They switched to shipping out orders twice a week (instead of every weekday), but same-day courier deliveries skyrocketed. “Reopening was so stressful,” Yaprak admits. “We read many guidelines from all over the world–from restaurant reopenings to photo-shoot guidelines–so as not to miss anything. We are still very careful. They’ve also found new ways to innovate, creating pop-ups for their brands in the Istanbul store and launching private video-call shopping sessions with customers who cannot visit in person. “I believe that our adaptability comes from our event experience,” Yaprak says. She adds that the business’s swift move to launching an online shop–two years after the physical store opened–has helped safeguard its future.
‘While many brands were opening new stores, we were concentrating on online operations. This has been one of the things we’ve been thankful for–we did not have to move online rapidly and our customers already knew where to find us on the day we closed down our store,” she says, adding that an online presence is a must for all businesses. “It is like a door to a bricks-and-mortar store–you cannot have a store without a door.”
But she insists that physical stores still have a future, thanks in large part to a greater emphasis on shopping locally. “We saw that people were more eager to visit and support their neighborhood shops,” she says. “There has been a much greater emphasis on localization with the disruption in supply chains. But it has always been top of our agenda to work mostly with local designers, so we didn’t have any supply chain problems. I think “localization” is here to stay.”
Yaprak also believes that consumers have become more aware of their contribution to the climate crisis; in turn, brands will be compelled to change or enhance their values and propositions–a lesson learned since moving to Berlin. “Germany, but Berlin specifically, has been an eye-opener for me. Coming from Turkey, one can see the differences in cultures, attitudes, and expectations. We have started to make changes in our Istanbul store after moving to Berlin. Now, we not only focus on local products but also on more sustainable brands, with fair trade practices,” says Yaprak, referring to Berlin’s reputation for sustainable innovation.

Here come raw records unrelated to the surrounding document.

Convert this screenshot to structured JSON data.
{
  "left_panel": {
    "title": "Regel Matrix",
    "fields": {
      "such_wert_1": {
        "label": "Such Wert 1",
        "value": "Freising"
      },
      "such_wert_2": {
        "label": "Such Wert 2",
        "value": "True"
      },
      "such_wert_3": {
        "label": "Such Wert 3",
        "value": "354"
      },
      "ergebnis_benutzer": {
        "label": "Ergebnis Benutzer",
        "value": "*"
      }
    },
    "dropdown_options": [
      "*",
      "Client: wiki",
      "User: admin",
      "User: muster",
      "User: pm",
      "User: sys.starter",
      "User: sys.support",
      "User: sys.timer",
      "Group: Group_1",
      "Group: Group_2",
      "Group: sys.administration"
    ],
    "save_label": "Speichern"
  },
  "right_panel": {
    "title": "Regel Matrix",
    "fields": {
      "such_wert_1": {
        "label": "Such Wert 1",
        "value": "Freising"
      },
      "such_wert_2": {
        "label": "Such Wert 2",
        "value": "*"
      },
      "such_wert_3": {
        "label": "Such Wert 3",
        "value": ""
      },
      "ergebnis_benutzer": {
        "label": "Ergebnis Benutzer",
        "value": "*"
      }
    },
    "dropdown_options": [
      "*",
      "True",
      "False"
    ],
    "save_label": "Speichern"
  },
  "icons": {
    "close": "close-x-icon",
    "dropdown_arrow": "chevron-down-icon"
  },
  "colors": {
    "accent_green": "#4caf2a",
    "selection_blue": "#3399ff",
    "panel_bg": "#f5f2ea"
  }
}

On top of store closures and restrictions, Yaprak has endured hard times in Turkey, including protests, bombings, and an attempted coup d’ tat–with the economy unsurprisingly suffering as a result. In response, the business has learned to “make plans B, C, and D, to make adjustments along the way.”
Being open to learning as you go is her biggest piece of advice to new business owners. “Don’t wait to have everything to launch; you can learn along the way,” she says. “I see a tendency for perfectionism in entrepreneurs, but whatever you do, you are never ready. I was a journalist, Alican was and is a musician. Then we were event organizers. One year later, we were store owners. We didn’t know how to operate a store, how to display the merchandise, or how to do the accounting.”
Ultimately, Yaprak believes that the single most important factor in launching a new business is people. “Be curious and open-minded all the time. It is important to hear other people’s opinions,” she says. “Behave fairly and respectfully to everyone–businesses are made of people. You have to be kind to your customers, you have to empathize with your coworkers. Do not get poisoned by success; work-life will have ups and downs. And do not rush your way to success–try to have a sustainable business.”
This story was originally featured in Work Better. Live Smarter. Be Happier., a new title that profiles 25 entrepreneurs, exploring how they live and work and offers practical advice.